**Work instruction:**
Word for word, reproduce the data that follows.

Page and application data records:

* * * *

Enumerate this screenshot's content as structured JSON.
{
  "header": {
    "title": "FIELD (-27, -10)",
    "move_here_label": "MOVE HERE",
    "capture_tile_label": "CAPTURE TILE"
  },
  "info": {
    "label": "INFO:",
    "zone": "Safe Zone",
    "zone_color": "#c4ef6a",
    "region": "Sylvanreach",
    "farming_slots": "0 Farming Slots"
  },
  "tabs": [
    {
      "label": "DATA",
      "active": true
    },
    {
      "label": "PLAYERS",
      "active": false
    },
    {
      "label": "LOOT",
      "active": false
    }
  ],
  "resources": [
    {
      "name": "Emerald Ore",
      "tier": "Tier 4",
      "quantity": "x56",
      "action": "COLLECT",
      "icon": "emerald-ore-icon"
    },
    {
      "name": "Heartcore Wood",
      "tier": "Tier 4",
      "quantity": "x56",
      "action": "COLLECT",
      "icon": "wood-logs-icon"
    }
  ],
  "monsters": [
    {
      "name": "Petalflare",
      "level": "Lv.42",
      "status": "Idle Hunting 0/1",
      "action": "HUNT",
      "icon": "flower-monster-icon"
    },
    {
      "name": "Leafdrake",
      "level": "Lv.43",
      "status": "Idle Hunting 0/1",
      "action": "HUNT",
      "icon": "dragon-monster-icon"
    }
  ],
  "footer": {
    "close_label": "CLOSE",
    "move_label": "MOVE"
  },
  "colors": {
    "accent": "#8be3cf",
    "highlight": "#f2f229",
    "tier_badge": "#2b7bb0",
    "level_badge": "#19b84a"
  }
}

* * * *

**Exercise solution:**
Enumerate this screenshot's content as structured JSON.
{
  "header": {
    "title": "FIELD (-27, -10)",
    "move_here_label": "MOVE HERE",
    "capture_tile_label": "CAPTURE TILE"
  },
  "info": {
    "label": "INFO:",
    "zone": "Safe Zone",
    "zone_color": "#c4ef6a",
    "region": "Sylvanreach",
    "farming_slots": "0 Farming Slots"
  },
  "tabs": [
    {
      "label": "DATA",
      "active": true
    },
    {
      "label": "PLAYERS",
      "active": false
    },
    {
      "label": "LOOT",
      "active": false
    }
  ],
  "resources": [
    {
      "name": "Emerald Ore",
      "tier": "Tier 4",
      "quantity": "x56",
      "action": "COLLECT",
      "icon": "emerald-ore-icon"
    },
    {
      "name": "Heartcore Wood",
      "tier": "Tier 4",
      "quantity": "x56",
      "action": "COLLECT",
      "icon": "wood-logs-icon"
    }
  ],
  "monsters": [
    {
      "name": "Petalflare",
      "level": "Lv.42",
      "status": "Idle Hunting 0/1",
      "action": "HUNT",
      "icon": "flower-monster-icon"
    },
    {
      "name": "Leafdrake",
      "level": "Lv.43",
      "status": "Idle Hunting 0/1",
      "action": "HUNT",
      "icon": "dragon-monster-icon"
    }
  ],
  "footer": {
    "close_label": "CLOSE",
    "move_label": "MOVE"
  },
  "colors": {
    "accent": "#8be3cf",
    "highlight": "#f2f229",
    "tier_badge": "#2b7bb0",
    "level_badge": "#19b84a"
  }
}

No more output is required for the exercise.